Quote:
Originally Posted by asdf
you left one question unanswered (unless I missed it somewhere) but does k need to be in a certain form?
Or can it be any random number (of course 2kp+1 might not divide the mersenne number if k is random)?
I also note that you used an r, and you substituted it with a 2k because it is even. Therefore, what are the bounds of testing for k?
Thanks.

The only restriction on the number k is that it is a nonnegative integer. For example, M11 = 2^11  1 = 2047 has the divisors 1, 23, 87 and 2047.

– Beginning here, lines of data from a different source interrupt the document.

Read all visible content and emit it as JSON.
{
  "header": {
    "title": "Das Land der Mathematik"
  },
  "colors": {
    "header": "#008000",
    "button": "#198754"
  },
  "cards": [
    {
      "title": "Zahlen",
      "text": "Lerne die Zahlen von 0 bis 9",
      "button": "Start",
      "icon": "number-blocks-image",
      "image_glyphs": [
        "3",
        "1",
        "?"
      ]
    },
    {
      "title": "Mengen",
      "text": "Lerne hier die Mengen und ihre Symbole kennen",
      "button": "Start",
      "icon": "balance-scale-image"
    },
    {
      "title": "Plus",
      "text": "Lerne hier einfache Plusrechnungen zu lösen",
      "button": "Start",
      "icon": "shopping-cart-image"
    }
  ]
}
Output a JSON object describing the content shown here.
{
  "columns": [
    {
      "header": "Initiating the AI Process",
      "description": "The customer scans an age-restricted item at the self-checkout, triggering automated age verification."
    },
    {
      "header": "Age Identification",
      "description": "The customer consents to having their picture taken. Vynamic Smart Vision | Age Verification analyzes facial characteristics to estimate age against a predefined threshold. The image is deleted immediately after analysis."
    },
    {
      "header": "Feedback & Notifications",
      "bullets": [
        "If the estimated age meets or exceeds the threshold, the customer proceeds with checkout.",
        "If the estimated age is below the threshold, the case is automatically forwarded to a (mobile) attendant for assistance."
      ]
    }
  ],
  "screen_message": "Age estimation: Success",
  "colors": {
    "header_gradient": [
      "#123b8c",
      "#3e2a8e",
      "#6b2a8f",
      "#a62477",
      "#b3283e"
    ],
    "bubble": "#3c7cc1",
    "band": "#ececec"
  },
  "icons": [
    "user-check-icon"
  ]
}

1 = 2*
0*11 + 1 (k=0)
23 = 2*
1*11 + 1 (k=1)
87 = 2*
4*11 + 1 (k=4)
2047 = 2*
93*11 + 1 (k=93)
We *can* say that if Mp is not prime, then it has a factor other than 1 which is less than the square root of Mp. Thus only values of k for which
2kp + 1 < sqrt(Mp)
need to be checked. This doesn't really limit k all that much unless p is really small. A rough bound can be found as follows:
sqrt(Mp) = sqrt(2^p  1) < sqrt(2^p) = 2^(p/2)
2kp + 1 < 2^(p/2)
2kp < 2^(p/2)
kp < 2^(p/2  1)
k < 2^(p/2  1) / p
If you try 11, you get
k < 2^(4.5) / 11 = (approx) 2.057 < 3
So if you tried k=1 and k=2 and neither one resulted in a factor of M11, you would know M11 is prime.
If p gets just a little bigger, the bound for k gets quite large. Substituting 127 gives you
k < 2^(62.5) / 127 = (approx) 5.1 * 10^16
Which is an awful lot of k's.
What is done in practice is that some small values of (2kp+1) are tried. This produces factors for quite a lot of Mp's. At a certain point, it doesn't pay off to try any more k's, because the bigger k is, the less chance (2kp + 1) is a factor.